Along with her successes, Meek also faces challenges. Many of the children she cares for are foster children who regularly move on to new locations, making it difficult to establish consistent dental care. Among her adult population, many of her older patients have spent time in prison or have a history of substance use disorders and recovery treatment. Meek often manages patients who are on a pain contract.
Adequate staffing for the patient population can also cause stress. There are only two dentists, both Native, who work in the clinic, so Meek presses to see as many patients and complete as many procedures as possible each day.
“I’m not leaving every day super energized. I’m pretty tired,” Meek says. But she adds, “I’m excited about caring for this community.”
Meek feels strongly that the American Indian population needs more access to Native health care providers. She is encouraged by plans to bring the Northwest Native American Center of Excellence’s Wy’East Medicine program to the OHSU School of Dentistry in 2024. Dean Ron Sakaguchi, D.D.S., M.S., Ph.D., M.B.A. and Senior Academic Dean for Academic Affairs Gary Stafford, D.M.D., have invited Meek to serve as a volunteer faculty member for the program.
“That’s exciting and an important thing for me to do,” Meek says. She is eager to be a mentor for Native students. “I can be that person who can validate experiences and feelings and give advice and suggestions.”
Meek is proud to be an OHSU School of Dentistry alumna and hopes programs like Wy’East will help support more American Indian students to consider joining the profession.
“I think about all the careers I didn’t choose because I didn’t look like I could do that,” Meek says. “But if I saw someone who looked like me, I might have considered it.”
Meek is optimistic about the future of dentistry for American Indian patients and dentists.

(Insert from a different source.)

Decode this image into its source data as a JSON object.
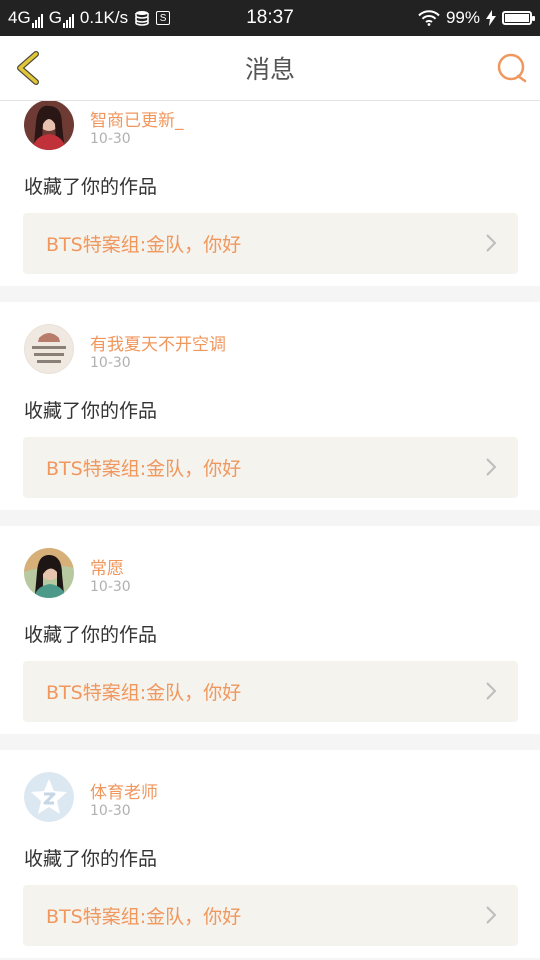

“I’m confident, especially with more and more people to look up to, more and more mentors, people to get engaged in programs like this, it’s going to change,” Meek says. “I think we’re going to see a lot better access and acceptance of care too.”